Since quite a few tax traps and legal pitfalls can arise when a loan agreement doesn't work out, parents should carefully consider the implications of lending money to their children before doing so.
Proper documentation of a loan, including a mortgage over the property, can avoid many complications. For example, if the child receiving the loan was to divorce from their partner, a written document identifying who handles the repayments can prevent the former partner from refusing to share the responsibility of the repayment.
For tax purposes, parents should also include a repayment schedule, repayment records and a plan that determines how the loan will be repaid as scheduled. If applicable, parents should also include proof that the child was credit-worthy when the loan was originally made.

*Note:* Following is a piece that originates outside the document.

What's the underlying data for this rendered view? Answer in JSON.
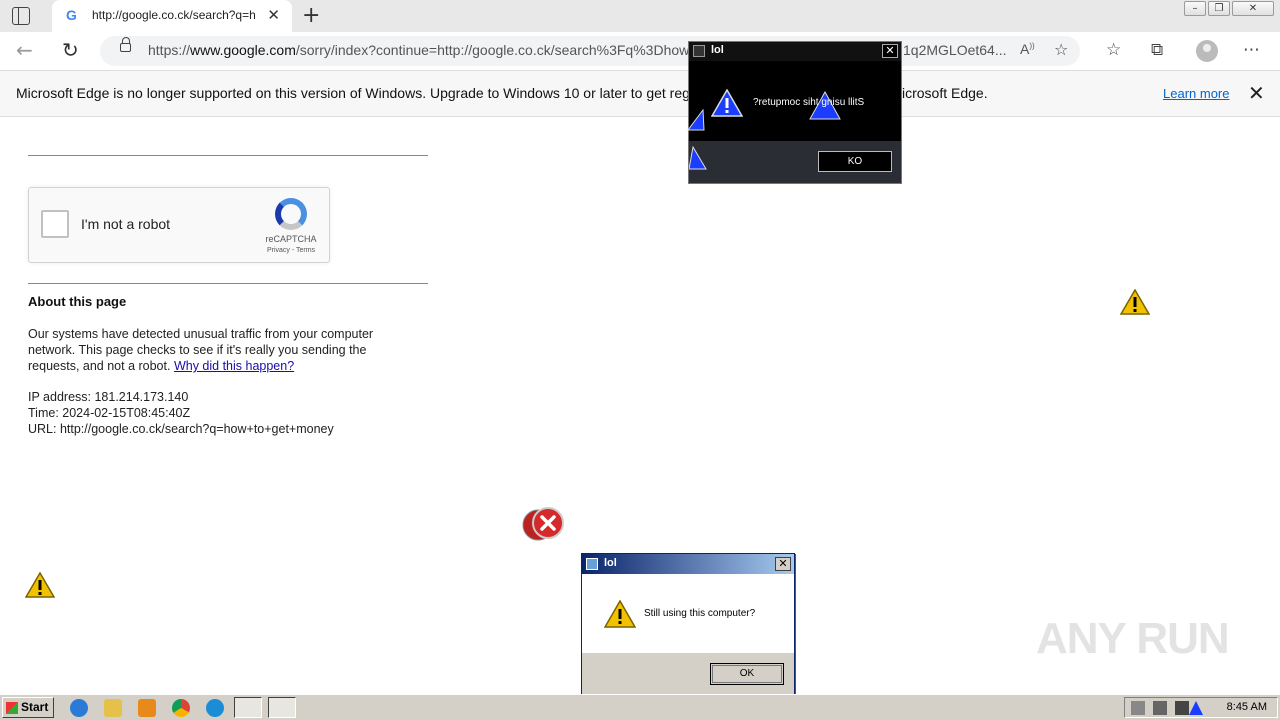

Lending money to your children may have certain tax consequences for you as a parent, so it is also important to weigh up the likelihood of your child's follow-through. Parents need to think carefully before lending money for a risky venture unless they are prepared to part with it as a gift with possible tax consequences. It may also be beneficial for parents to consider seeking professional or legal advice before committing to the loan.